§ **Website and app data records**
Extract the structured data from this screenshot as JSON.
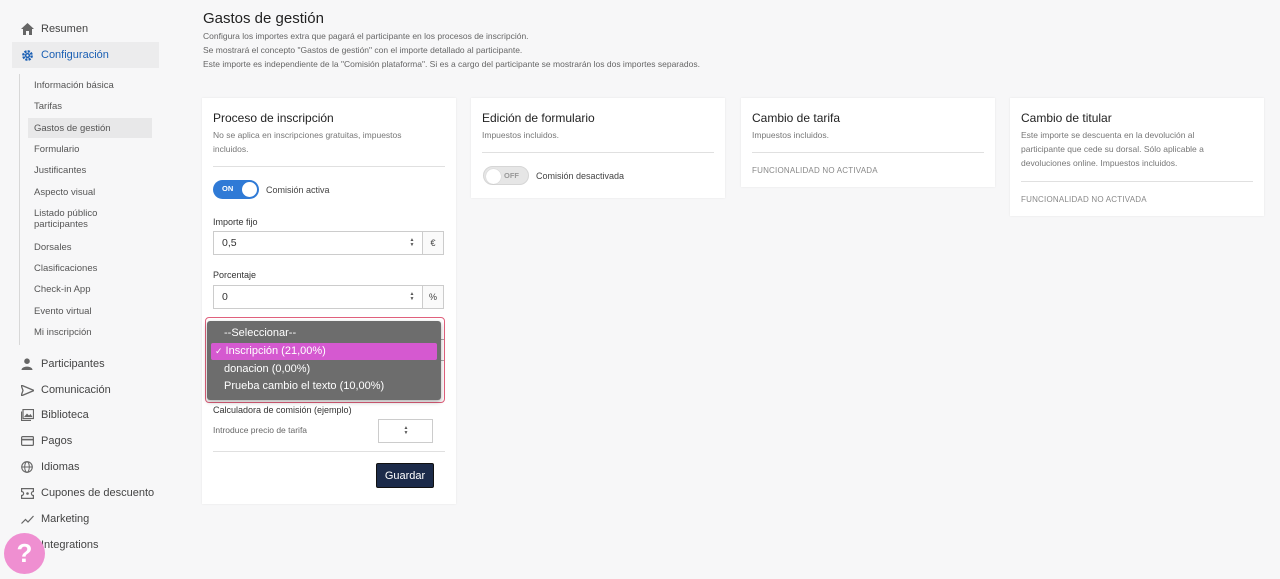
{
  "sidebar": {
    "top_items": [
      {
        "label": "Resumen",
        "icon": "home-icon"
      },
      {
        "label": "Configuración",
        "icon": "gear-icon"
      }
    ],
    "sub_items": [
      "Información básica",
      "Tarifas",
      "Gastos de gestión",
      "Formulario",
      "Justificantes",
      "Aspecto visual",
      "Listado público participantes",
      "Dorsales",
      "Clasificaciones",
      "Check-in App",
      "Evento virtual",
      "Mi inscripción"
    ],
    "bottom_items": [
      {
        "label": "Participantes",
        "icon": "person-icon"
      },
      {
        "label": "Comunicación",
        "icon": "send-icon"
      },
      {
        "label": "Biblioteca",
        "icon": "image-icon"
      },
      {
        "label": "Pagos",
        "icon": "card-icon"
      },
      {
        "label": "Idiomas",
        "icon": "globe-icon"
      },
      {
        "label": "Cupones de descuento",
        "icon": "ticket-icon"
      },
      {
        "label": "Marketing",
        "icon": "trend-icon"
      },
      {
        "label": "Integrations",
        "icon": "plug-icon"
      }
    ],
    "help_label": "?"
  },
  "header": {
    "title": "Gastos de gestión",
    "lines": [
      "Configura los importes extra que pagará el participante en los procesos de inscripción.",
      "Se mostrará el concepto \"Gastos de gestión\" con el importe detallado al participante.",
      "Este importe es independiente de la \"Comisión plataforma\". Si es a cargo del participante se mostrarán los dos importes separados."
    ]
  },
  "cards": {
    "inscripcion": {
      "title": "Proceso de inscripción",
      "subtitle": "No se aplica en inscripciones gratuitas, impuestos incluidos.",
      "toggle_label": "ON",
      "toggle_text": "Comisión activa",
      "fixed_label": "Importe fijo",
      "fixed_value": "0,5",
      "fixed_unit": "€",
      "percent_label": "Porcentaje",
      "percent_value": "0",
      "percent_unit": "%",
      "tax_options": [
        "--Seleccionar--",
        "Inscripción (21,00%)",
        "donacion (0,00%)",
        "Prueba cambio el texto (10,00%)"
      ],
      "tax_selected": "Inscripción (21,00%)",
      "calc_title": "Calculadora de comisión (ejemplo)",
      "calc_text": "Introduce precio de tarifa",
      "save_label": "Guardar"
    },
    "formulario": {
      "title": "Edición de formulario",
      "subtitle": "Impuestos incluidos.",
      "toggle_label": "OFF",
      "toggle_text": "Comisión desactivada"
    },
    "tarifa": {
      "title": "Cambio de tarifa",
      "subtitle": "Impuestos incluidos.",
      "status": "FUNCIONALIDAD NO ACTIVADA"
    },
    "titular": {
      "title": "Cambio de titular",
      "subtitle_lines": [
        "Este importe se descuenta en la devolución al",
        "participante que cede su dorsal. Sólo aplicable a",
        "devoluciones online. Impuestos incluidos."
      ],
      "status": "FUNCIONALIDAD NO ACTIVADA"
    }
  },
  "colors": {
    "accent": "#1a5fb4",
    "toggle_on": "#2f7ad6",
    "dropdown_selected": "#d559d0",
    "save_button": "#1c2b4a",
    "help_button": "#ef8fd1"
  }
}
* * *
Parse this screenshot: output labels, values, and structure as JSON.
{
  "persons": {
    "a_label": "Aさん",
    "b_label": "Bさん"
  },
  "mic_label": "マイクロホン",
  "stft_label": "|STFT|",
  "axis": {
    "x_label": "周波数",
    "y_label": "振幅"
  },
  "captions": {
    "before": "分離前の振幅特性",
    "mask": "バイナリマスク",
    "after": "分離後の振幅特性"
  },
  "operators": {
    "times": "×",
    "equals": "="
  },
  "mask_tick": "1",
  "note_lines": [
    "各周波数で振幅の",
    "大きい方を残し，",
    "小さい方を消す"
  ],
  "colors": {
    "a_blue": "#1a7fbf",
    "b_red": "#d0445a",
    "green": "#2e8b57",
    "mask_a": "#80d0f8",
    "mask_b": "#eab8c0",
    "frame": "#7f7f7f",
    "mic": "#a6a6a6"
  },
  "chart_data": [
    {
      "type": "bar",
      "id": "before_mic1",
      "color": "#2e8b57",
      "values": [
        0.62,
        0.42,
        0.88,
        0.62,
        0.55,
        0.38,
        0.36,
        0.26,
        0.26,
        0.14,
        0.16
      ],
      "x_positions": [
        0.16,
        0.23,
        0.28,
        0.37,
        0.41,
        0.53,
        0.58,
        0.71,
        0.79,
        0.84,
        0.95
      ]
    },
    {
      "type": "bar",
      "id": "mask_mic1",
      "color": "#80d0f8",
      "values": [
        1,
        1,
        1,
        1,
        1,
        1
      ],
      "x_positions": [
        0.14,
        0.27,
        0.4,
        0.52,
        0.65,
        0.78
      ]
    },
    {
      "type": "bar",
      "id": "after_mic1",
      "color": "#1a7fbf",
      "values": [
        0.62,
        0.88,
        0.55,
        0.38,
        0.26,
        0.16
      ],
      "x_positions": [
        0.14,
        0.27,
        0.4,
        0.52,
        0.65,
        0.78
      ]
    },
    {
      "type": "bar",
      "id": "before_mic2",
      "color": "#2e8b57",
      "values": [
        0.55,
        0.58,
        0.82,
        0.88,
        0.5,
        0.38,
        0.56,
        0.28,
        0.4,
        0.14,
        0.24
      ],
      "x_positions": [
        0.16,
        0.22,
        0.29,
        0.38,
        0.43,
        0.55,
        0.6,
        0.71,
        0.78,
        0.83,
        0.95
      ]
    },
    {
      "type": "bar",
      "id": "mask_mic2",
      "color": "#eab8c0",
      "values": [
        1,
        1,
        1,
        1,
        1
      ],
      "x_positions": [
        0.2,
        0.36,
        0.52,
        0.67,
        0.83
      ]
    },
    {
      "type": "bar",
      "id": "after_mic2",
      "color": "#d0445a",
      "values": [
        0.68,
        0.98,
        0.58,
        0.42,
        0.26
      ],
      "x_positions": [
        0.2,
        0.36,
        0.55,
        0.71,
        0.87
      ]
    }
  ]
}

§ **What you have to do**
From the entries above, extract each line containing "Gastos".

§ **Result below**
      "Gastos de gestión",
    "title": "Gastos de gestión",
      "Se mostrará el concepto \"Gastos de gestión\" con el importe detallado al participante.",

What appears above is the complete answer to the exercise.